Affirmation to exiles.

I was out on a run, listening to Chris Brogan. He was talking about helping people feel like insiders, like they matter to your company.
I thought about a study we did in 1 Peter the night before. Peter is talking to people living in modern Turkey. According to one commentator, these readers had started as Jews, living in Rome, who decided to follow Jesus. In one of the frequent Roman efforts to balance the budget by clearing non-citizens out of the capital, the Jews were exiled from Rome. And, because the Christians were considered a subset of Jews, they got sent away too. Often, exiles would go to Roman colonies where they were actually valuable as settlers who understood Roman ways, even though they had never been citizens. Kind of like some of the people who were early settlers of this country.
So now you have a group of people who 1) were at odds with the Jewish leaders 2) were at odds with the Roman central government 3) who were living in newly occupied territory so they weren’t loved by the locals and 4) who were only loosely affiliated with the occupying forces. And Peter writes them a letter and says,
But you are a chosen race, a royal priesthood,
a holy nation, a people for His possession,
so that you may proclaim the praises
of the One who called you out of darkness
into His marvelous light.
Once you were not a people,
but now you are God’s people;
you had not received mercy,

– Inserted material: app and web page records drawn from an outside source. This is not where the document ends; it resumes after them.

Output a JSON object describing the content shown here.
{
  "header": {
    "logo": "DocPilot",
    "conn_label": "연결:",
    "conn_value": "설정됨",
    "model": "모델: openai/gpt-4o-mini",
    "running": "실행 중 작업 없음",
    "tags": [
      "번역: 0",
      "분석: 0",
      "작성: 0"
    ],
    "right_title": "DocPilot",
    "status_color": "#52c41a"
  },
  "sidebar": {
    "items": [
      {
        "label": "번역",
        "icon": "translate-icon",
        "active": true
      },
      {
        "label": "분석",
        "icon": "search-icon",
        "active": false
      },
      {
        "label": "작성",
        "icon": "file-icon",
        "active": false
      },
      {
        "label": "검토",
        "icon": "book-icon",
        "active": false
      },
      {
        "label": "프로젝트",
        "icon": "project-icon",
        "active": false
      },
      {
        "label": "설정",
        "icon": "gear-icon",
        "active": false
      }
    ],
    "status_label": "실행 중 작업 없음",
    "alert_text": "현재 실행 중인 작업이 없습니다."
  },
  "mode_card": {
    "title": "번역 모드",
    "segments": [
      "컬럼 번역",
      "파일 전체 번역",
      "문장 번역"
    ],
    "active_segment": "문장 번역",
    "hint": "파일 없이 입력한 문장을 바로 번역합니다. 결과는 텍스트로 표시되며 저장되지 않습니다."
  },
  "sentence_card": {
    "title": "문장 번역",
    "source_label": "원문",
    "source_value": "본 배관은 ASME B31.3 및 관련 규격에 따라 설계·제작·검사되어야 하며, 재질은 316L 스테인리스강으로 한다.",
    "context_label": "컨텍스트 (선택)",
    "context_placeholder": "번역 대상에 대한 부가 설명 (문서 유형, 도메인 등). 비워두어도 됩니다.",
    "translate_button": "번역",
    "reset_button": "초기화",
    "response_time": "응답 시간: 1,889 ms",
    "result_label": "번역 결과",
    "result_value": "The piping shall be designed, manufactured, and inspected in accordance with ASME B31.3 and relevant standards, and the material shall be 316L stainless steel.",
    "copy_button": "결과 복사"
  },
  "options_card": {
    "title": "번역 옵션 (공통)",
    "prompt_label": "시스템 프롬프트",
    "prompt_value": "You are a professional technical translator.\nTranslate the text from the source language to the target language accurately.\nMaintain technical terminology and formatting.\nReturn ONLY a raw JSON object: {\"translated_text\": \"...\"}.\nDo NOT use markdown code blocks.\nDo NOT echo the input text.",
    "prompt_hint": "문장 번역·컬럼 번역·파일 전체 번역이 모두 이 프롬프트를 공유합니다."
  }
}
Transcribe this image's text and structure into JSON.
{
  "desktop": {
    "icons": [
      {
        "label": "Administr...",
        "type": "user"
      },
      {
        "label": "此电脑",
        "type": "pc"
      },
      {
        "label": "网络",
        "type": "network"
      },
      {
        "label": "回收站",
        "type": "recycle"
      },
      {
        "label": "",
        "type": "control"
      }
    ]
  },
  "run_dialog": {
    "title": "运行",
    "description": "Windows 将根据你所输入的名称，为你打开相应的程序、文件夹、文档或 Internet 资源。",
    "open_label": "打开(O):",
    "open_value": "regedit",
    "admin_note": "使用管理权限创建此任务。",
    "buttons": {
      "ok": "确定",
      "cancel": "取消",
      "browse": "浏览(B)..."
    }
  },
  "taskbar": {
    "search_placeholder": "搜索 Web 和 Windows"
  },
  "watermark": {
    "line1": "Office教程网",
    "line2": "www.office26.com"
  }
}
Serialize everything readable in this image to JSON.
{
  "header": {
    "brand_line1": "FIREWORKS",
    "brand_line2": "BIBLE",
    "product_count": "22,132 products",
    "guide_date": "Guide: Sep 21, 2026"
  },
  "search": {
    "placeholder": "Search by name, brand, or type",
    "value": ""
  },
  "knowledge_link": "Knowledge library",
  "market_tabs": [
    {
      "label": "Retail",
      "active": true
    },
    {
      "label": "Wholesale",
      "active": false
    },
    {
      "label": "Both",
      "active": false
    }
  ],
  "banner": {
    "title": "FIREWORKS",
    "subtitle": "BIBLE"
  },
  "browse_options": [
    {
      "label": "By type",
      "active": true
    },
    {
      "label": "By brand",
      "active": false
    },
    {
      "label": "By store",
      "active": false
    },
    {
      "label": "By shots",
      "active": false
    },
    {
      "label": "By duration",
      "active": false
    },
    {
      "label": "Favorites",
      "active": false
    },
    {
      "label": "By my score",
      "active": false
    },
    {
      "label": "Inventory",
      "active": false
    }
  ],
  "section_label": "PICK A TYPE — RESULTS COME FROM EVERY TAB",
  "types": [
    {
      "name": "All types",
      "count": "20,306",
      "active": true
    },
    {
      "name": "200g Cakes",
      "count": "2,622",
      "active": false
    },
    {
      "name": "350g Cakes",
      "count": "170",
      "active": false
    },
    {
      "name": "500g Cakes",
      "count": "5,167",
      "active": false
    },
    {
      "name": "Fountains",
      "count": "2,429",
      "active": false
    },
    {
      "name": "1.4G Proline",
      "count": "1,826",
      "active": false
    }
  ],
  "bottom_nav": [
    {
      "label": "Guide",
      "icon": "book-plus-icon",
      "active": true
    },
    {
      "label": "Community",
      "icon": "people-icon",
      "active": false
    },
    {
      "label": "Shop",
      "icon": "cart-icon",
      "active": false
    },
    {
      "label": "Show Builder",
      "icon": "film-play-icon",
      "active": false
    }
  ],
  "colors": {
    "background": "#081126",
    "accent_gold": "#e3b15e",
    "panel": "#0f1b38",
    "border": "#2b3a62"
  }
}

but now you have received mercy.–
To our ears, that sounds like typical arrogant Christian triumphalism.
To their ears, living as cultural and religious and geographic exiles, it was the ultimate insider affirmation, coming from a guy who actually KNEW Jesus, who had been forgiven by him, who had credibility for being locked up and living as an outcast himself.
It’s a powerful thing to remind people on the outside that they matter.